Let’s Teach Kids to Code
MIT’s Mitch Resnick speaks to the TED audience about the advantages of teaching kids to “code”. “Coding” is short for computer programming. Traditionally, when one thinks of programming, one imagines a complex system of computer scripts; a system of symbols only a small number of people have the skillset to control and manipulate. Resnick’s announcement that we need to teach our kids to code certainly raises several questions in teachers, questions such as: How do we teach kids to code when we ourselves are unfamiliar with the skill? What are the benefits of teaching our kids to code? What curriculum areas will coding address?
Coding in SCRATCH
Resnick proposes that we use SCRATCH, a program created for children as young as 8 years old. SCRATCH software is free to download for home use, and children will be able to learn some coding basics through a highly visual interface. SCRATCH is different than more traditional coding programs since blocks are connected together in order to code in SCRATCH. Programming instructions include repetitive controls, variables and action handlers.
In a review of SCRATCH posted in Common Sense Media by Carla Thornton it states, “Kids can learn to make their own animations, video games, art, and music videos with Scratch’s visual block-based form of computer programming. It may seem easy to stack blocks using commands such as “move 10 steps” or “turn 15 degrees,” but kids can quickly learn valuable programming concepts like loops and conditionals, as well as bottom-up problem solving. Collaboration is encouraged, and fellow Scratch kids can give helpful comments on each other’s projects.”
Resnick argues that as students become fluent with new technologies, they will be able to express themselves using those technologies, moving them from passive consumers of technology to creators and critical thinkers. As students learn to code, they will code to learn.
Other ways learning code benefits kids include:
- learning about variables within meaningful contexts, as opposed to questions posed in a textbook;
- experience with the process of design, how to experiment with new ideas, and how to fix bugs when something isn’t working;
- students develop the ability to think creatively and systematically;
- it encourages self-expression.
All these benefits make a strong case for educators to try SCRATCH for themselves.

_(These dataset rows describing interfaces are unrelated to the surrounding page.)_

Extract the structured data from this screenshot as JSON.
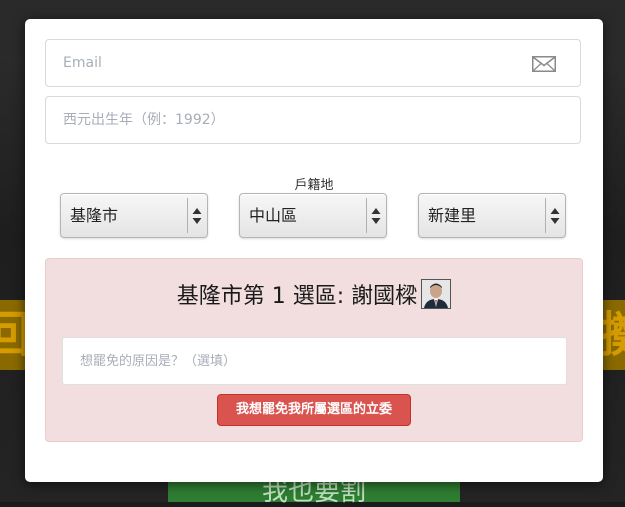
{
  "form": {
    "email_placeholder": "Email",
    "birth_year_placeholder": "西元出生年（例：1992）",
    "household_label": "戶籍地",
    "city_selected": "基隆市",
    "district_selected": "中山區",
    "village_selected": "新建里"
  },
  "result": {
    "title": "基隆市第 1 選區: 謝國樑",
    "reason_placeholder": "想罷免的原因是？（選填）",
    "submit_label": "我想罷免我所屬選區的立委"
  },
  "background": {
    "left_glyph": "回",
    "right_glyph": "擲",
    "green_button_text": "我也要割"
  },
  "colors": {
    "danger": "#d9534f",
    "panel_bg": "#f2dede",
    "placeholder": "#a7aeb8"
  },
  "icons": {
    "email": "envelope-icon",
    "select_arrows": "up-down-arrows-icon"
  }
}
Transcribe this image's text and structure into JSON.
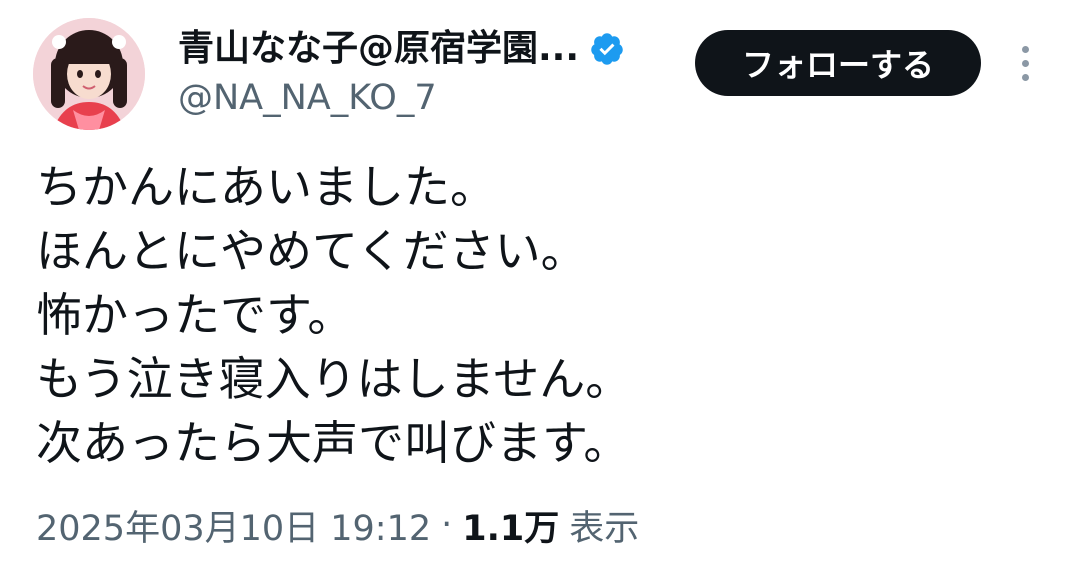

I myself have attempted to play with SCRATCH on a number of occasions, and until I sat down and actually viewed several tutorials, I really couldn’t do more than get the object on the screen to make funny noises and walk a few steps. However, once I sat and watched this tutorial available on YouTube, I was able to create a moving aquarium.
My 8-year old son watched the tutorial with me, and was also able to easily create a moving aquarium, drawing the background himself rather than using pre-existing images. All in all, we had some fun doing this, but we were also able to experience some very simple programming. Once we had a basic idea of the rules and conditionals one must follow to get the desired action, SCRATCH was a lot of fun! I was so excited when I was able to bring my characters to life by setting up a system of commands. I can appreciate the experience it provides for young students to learn how variables and conditionals work together to create a desired effect. This is truly bottom-up problem solving at its best, as kids move from one step to the next in order to complete their project according to a desired end-product.

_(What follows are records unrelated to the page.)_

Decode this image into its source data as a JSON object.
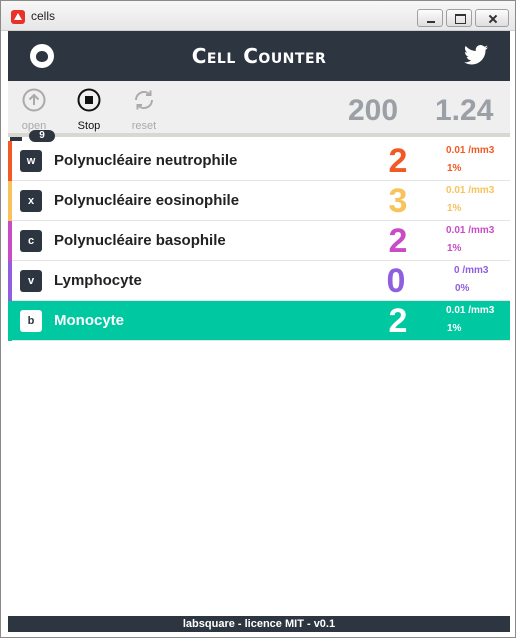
{
  "window": {
    "title": "cells"
  },
  "header": {
    "title": "Cell Counter",
    "left_icon": "github-icon",
    "right_icon": "twitter-icon"
  },
  "toolbar": {
    "open_label": "open",
    "stop_label": "Stop",
    "reset_label": "reset",
    "total": "200",
    "ratio": "1.24"
  },
  "progress": {
    "badge": "9"
  },
  "cells": [
    {
      "key": "w",
      "name": "Polynucléaire neutrophile",
      "count": "2",
      "conc": "0.01 /mm3",
      "pct": "1%",
      "color": "#f15a24"
    },
    {
      "key": "x",
      "name": "Polynucléaire eosinophile",
      "count": "3",
      "conc": "0.01 /mm3",
      "pct": "1%",
      "color": "#f7c35a"
    },
    {
      "key": "c",
      "name": "Polynucléaire basophile",
      "count": "2",
      "conc": "0.01 /mm3",
      "pct": "1%",
      "color": "#c94cc6"
    },
    {
      "key": "v",
      "name": "Lymphocyte",
      "count": "0",
      "conc": "0 /mm3",
      "pct": "0%",
      "color": "#8f5fe0"
    },
    {
      "key": "b",
      "name": "Monocyte",
      "count": "2",
      "conc": "0.01 /mm3",
      "pct": "1%",
      "color": "#00c9a2"
    }
  ],
  "footer": {
    "text": "labsquare - licence MIT - v0.1"
  }
}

In Ontario, our Math curriculum places a great deal of emphasis on the importance of students developing problem solving skills where they are able to see patterns and connections among the various Math strands, and apply them in every-day situations. Critical thinking is also at the core of our Literacy programs, where students are expected to make connections and inferences about texts they have read and media they have viewed. Having taken the time to explore and learn to use SCRATCH, I understand and agree with Resnick – coding is a great way for students to engage their critical thinking skills and develop problem solving abilities. It seems that learning to code will provide our students with transferable skills that can be applied in all areas of curriculum.

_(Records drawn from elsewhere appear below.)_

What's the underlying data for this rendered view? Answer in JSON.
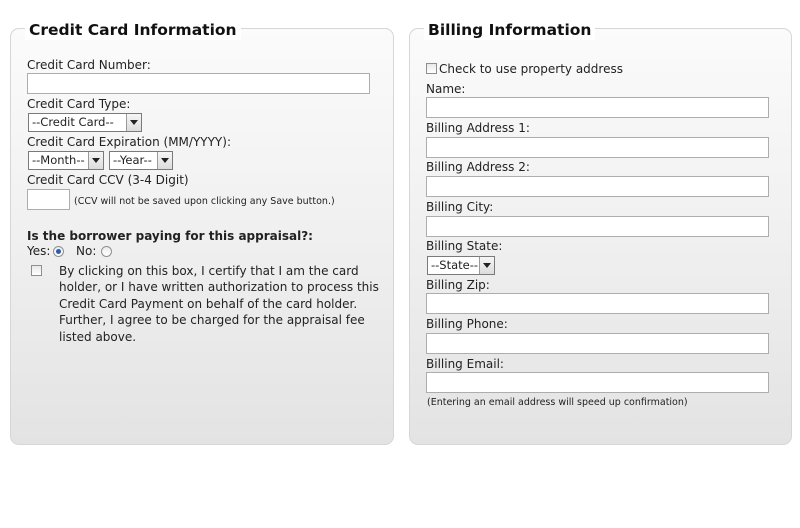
{
  "credit_card": {
    "title": "Credit Card Information",
    "number_label": "Credit Card Number:",
    "number_value": "",
    "type_label": "Credit Card Type:",
    "type_selected": "--Credit Card--",
    "expiration_label": "Credit Card Expiration (MM/YYYY):",
    "month_selected": "--Month--",
    "year_selected": "--Year--",
    "ccv_label": "Credit Card CCV (3-4 Digit)",
    "ccv_value": "",
    "ccv_note": "(CCV will not be saved upon clicking any Save button.)",
    "borrower_question": "Is the borrower paying for this appraisal?:",
    "yes_label": "Yes:",
    "no_label": "No:",
    "yes_checked": true,
    "certify_text": "By clicking on this box, I certify that I am the card holder, or I have written authorization to process this Credit Card Payment on behalf of the card holder. Further, I agree to be charged for the appraisal fee listed above."
  },
  "billing": {
    "title": "Billing Information",
    "use_property_address_label": "Check to use property address",
    "name_label": "Name:",
    "address1_label": "Billing Address 1:",
    "address2_label": "Billing Address 2:",
    "city_label": "Billing City:",
    "state_label": "Billing State:",
    "state_selected": "--State--",
    "zip_label": "Billing Zip:",
    "phone_label": "Billing Phone:",
    "email_label": "Billing Email:",
    "email_note": "(Entering an email address will speed up confirmation)"
  }
}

Also, visit 10 Places Where Anyone can Learn to Code in order to find other programs suited to your students’ age, ability, and interests.
This video originally appeared on TED and can be found by clicking here.
Mitch Resnick’s TED profile can be read by clicking here.